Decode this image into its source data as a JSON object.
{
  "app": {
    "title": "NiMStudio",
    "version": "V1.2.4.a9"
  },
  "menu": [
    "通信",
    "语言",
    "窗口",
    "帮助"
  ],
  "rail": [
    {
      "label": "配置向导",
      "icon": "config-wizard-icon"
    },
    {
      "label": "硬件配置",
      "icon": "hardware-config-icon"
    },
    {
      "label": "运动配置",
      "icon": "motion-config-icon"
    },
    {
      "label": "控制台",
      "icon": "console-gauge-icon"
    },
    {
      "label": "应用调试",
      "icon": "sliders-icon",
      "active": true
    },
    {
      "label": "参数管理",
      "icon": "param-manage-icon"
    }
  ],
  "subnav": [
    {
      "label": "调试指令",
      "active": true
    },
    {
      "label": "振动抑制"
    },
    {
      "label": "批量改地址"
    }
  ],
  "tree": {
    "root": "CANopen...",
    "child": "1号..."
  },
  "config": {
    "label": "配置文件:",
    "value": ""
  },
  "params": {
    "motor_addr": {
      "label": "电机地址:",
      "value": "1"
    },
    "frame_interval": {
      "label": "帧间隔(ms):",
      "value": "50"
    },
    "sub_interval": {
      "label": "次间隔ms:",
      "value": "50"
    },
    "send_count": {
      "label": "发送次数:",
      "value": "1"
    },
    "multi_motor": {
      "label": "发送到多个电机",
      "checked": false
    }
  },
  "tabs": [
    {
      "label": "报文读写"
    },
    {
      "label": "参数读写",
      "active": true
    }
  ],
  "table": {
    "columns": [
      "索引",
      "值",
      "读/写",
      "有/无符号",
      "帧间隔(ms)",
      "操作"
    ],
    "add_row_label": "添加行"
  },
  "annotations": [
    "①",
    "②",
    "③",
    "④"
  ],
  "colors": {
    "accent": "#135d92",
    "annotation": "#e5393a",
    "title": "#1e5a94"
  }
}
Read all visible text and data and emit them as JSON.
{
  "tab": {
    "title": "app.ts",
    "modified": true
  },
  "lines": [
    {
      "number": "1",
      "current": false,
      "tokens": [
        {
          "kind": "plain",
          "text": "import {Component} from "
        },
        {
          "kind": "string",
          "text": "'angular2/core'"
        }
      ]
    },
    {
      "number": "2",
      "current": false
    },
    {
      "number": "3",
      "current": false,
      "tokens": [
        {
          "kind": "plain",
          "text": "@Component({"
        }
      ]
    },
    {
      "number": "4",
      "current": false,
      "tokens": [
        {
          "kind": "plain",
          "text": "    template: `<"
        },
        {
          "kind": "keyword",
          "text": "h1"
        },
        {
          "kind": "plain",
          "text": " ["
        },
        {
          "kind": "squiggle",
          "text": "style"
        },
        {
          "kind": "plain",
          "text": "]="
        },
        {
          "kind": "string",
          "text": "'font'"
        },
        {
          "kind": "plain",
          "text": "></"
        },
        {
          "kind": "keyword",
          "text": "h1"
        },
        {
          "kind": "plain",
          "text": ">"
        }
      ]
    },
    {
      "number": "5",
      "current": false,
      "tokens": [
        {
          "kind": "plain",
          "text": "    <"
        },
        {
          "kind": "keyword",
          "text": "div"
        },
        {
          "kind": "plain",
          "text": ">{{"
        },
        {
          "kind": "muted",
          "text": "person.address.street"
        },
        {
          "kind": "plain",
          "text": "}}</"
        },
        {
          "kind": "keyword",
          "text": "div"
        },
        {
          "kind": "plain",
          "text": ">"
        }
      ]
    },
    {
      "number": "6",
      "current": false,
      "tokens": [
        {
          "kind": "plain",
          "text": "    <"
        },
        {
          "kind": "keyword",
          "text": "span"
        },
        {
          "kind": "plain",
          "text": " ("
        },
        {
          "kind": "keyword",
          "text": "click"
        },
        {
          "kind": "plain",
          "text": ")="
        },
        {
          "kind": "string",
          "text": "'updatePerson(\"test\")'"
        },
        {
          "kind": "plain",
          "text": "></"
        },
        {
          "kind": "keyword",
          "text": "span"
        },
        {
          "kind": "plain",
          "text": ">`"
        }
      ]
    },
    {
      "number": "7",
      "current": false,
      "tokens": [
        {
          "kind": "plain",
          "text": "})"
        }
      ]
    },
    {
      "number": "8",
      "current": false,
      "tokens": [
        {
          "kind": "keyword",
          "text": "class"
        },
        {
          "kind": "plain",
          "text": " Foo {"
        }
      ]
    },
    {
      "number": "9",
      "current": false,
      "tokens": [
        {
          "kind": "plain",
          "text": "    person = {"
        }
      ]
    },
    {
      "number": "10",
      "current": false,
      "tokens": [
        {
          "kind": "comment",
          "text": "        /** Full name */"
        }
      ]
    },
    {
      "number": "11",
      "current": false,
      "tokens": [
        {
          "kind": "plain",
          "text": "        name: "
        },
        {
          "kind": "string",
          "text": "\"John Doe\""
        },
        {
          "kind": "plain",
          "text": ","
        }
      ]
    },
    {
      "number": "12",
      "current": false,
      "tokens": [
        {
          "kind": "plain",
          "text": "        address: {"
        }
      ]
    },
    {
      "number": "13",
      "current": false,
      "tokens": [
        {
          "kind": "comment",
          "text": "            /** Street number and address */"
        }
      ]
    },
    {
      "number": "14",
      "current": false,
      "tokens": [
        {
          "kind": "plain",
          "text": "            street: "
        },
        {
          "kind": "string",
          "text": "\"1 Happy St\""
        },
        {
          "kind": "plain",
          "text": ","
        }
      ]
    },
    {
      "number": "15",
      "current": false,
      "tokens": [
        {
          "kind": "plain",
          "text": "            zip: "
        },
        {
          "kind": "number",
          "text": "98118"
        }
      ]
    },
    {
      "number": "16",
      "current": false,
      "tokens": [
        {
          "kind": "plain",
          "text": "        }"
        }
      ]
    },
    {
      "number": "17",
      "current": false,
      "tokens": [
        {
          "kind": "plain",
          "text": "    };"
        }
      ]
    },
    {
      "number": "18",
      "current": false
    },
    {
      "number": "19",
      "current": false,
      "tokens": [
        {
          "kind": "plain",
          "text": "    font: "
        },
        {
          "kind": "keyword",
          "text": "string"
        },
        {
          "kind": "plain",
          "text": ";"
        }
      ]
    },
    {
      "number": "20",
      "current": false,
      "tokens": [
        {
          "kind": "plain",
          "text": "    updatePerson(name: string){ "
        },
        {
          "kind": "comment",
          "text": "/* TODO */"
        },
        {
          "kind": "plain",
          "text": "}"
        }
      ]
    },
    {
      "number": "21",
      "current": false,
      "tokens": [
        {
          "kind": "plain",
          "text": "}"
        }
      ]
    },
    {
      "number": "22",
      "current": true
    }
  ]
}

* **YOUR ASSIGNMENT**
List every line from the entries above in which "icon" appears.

* **ANSWER BOX**
      "icon": "config-wizard-icon"
      "icon": "hardware-config-icon"
      "icon": "motion-config-icon"
      "icon": "console-gauge-icon"
      "icon": "sliders-icon",
      "icon": "param-manage-icon"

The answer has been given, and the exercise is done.